The captivating presence of Runyan’s poetry is enhanced by her simple word selection and the natural rhythm, akin to speech, that she engages. The first poem opens with “May splays its colors over the burbs. / I cannot stop staring / at the six hundred magenta tulips / bordering Century Corporate Park.” Less like poetry than it is like prose, her words and rhythms are effectively subdued and softened so as not to distract from its weighty content.

Despite the emotional crisis that she reaches in certain compositions, Runyan skirts the peril of sentimentality. She plunges into the depth of emotion and follows the complicated twists and turns of human experience, but avoids melodrama or that all-too-customary feature of Christian writing — a forced and happy resolution of real concerns. In this, a stunning success, Runyan is very brave. It is a tragedy of our current age that many of us would go to great lengths to avoid the appearance of emotion or affectation. In the attempt, we restrict ourselves to sarcasm and half-truths, or to sly suggestion to convey meaning. Writer and speaker Ann Voskamp has been criticized for her recent book One Thousand Gifts (Read the ERB review), a work whose title and honest content bear some resemblances to Runyan’s collection of poetry. Defending her book, the words of which are sometimes uncomfortably sincere, Voskamp gracefully demonstrated the importance of speaking earnestly without deflecting meaning through humorous quips. She also extended an invitation to dinner to one of her critics. Voskamp’s writings and actions demonstrate earnestness, a valuable spiritual discipline that Tania Runyan herself has learned and practiced.

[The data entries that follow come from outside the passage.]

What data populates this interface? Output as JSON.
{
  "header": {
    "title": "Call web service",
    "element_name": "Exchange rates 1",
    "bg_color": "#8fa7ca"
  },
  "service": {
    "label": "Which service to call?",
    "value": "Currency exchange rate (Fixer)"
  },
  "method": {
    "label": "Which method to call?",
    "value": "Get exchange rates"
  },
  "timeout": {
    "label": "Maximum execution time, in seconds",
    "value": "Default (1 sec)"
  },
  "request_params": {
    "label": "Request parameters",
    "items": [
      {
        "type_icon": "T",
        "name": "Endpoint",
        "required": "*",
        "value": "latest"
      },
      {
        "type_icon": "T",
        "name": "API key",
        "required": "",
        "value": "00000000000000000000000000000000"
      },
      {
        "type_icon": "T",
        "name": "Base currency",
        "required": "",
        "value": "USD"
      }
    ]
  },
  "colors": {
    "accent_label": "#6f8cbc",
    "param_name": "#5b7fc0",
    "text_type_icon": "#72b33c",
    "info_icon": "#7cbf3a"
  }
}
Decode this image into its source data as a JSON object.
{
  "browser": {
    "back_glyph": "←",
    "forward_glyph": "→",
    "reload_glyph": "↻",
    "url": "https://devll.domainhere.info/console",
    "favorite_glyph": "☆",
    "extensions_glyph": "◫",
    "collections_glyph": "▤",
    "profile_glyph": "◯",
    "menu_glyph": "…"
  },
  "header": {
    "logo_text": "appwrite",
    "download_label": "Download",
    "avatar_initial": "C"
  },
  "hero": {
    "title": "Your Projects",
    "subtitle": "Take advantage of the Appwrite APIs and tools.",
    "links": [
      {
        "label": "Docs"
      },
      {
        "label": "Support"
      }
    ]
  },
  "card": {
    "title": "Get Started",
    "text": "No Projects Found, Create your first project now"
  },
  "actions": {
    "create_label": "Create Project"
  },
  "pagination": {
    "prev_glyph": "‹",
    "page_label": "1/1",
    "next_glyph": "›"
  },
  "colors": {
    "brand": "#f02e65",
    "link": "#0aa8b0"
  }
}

One of the most sincere collections of contemporary verse, A Thousand Vessels deserves a place on the nightstand of the thoughtful and thankful reader.